**Problem to solve:**
In the copy, include no pictures. Reproduce the rest of the entries exactly.

#### Record extracts

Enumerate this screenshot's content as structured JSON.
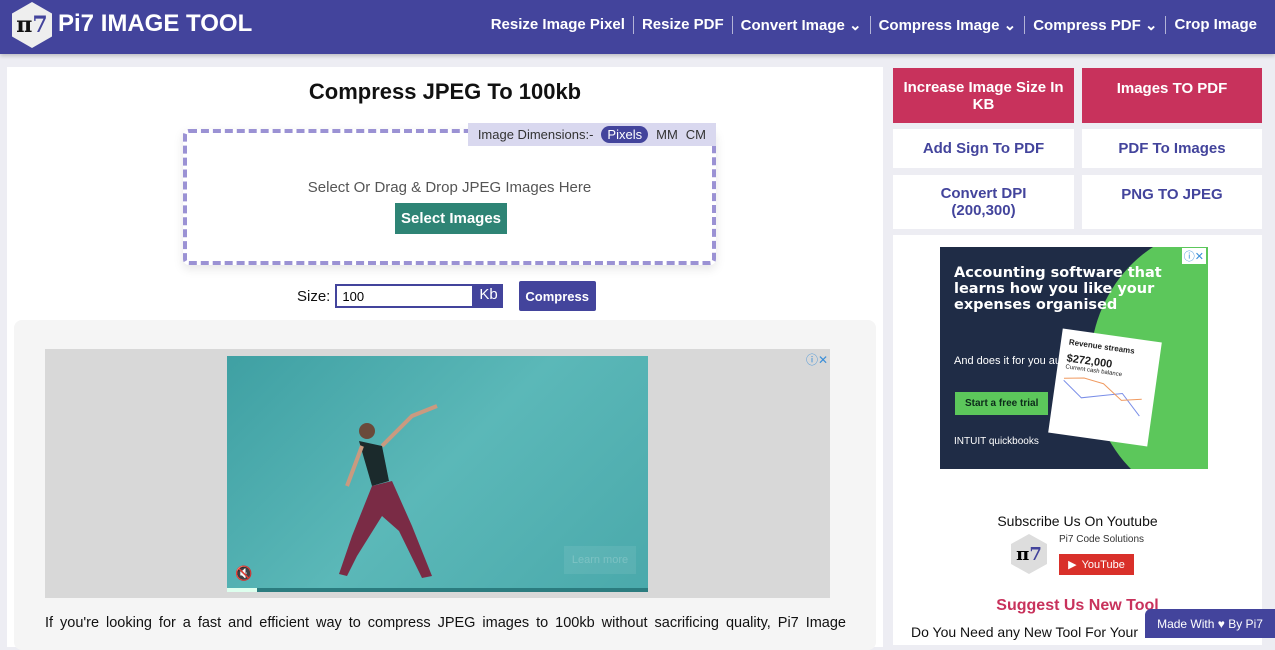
{
  "header": {
    "logo_text": "π7",
    "brand": "Pi7 IMAGE TOOL",
    "nav": [
      "Resize Image Pixel",
      "Resize PDF",
      "Convert Image ⌄",
      "Compress Image ⌄",
      "Compress PDF ⌄",
      "Crop Image"
    ]
  },
  "main": {
    "title": "Compress JPEG To 100kb",
    "dims_label": "Image Dimensions:-",
    "dims": [
      "Pixels",
      "MM",
      "CM"
    ],
    "drop_text": "Select Or Drag & Drop JPEG Images Here",
    "select_button": "Select Images",
    "size_label": "Size:",
    "size_value": "100",
    "size_unit": "Kb",
    "compress_button": "Compress",
    "video_learn_more": "Learn more",
    "paragraph": "If you're looking for a fast and efficient way to compress JPEG images to 100kb without sacrificing quality, Pi7 Image"
  },
  "sidebar": {
    "buttons": [
      "Increase Image Size In KB",
      "Images TO PDF",
      "Add Sign To PDF",
      "PDF To Images",
      "Convert DPI (200,300)",
      "PNG TO JPEG"
    ],
    "ad": {
      "headline": "Accounting software that learns how you like your expenses organised",
      "sub": "And does it for you automatically.",
      "cta": "Start a free trial",
      "card_title": "Revenue streams",
      "card_value": "$272,000",
      "card_caption": "Current cash balance",
      "brand": "INTUIT quickbooks"
    },
    "subscribe": "Subscribe Us On Youtube",
    "channel": "Pi7 Code Solutions",
    "youtube": "YouTube",
    "suggest": "Suggest Us New Tool",
    "ask": "Do You Need any New Tool For Your"
  },
  "footer": {
    "made_with": "Made With ♥ By Pi7"
  }
}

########

**Task result:**
Enumerate this screenshot's content as structured JSON.
{
  "header": {
    "logo_text": "π7",
    "brand": "Pi7 IMAGE TOOL",
    "nav": [
      "Resize Image Pixel",
      "Resize PDF",
      "Convert Image ⌄",
      "Compress Image ⌄",
      "Compress PDF ⌄",
      "Crop Image"
    ]
  },
  "main": {
    "title": "Compress JPEG To 100kb",
    "dims_label": "Image Dimensions:-",
    "dims": [
      "Pixels",
      "MM",
      "CM"
    ],
    "drop_text": "Select Or Drag & Drop JPEG Images Here",
    "select_button": "Select Images",
    "size_label": "Size:",
    "size_value": "100",
    "size_unit": "Kb",
    "compress_button": "Compress",
    "video_learn_more": "Learn more",
    "paragraph": "If you're looking for a fast and efficient way to compress JPEG images to 100kb without sacrificing quality, Pi7 Image"
  },
  "sidebar": {
    "buttons": [
      "Increase Image Size In KB",
      "Images TO PDF",
      "Add Sign To PDF",
      "PDF To Images",
      "Convert DPI (200,300)",
      "PNG TO JPEG"
    ],
    "ad": {
      "headline": "Accounting software that learns how you like your expenses organised",
      "sub": "And does it for you automatically.",
      "cta": "Start a free trial",
      "card_title": "Revenue streams",
      "card_value": "$272,000",
      "card_caption": "Current cash balance",
      "brand": "INTUIT quickbooks"
    },
    "subscribe": "Subscribe Us On Youtube",
    "channel": "Pi7 Code Solutions",
    "youtube": "YouTube",
    "suggest": "Suggest Us New Tool",
    "ask": "Do You Need any New Tool For Your"
  },
  "footer": {
    "made_with": "Made With ♥ By Pi7"
  }
}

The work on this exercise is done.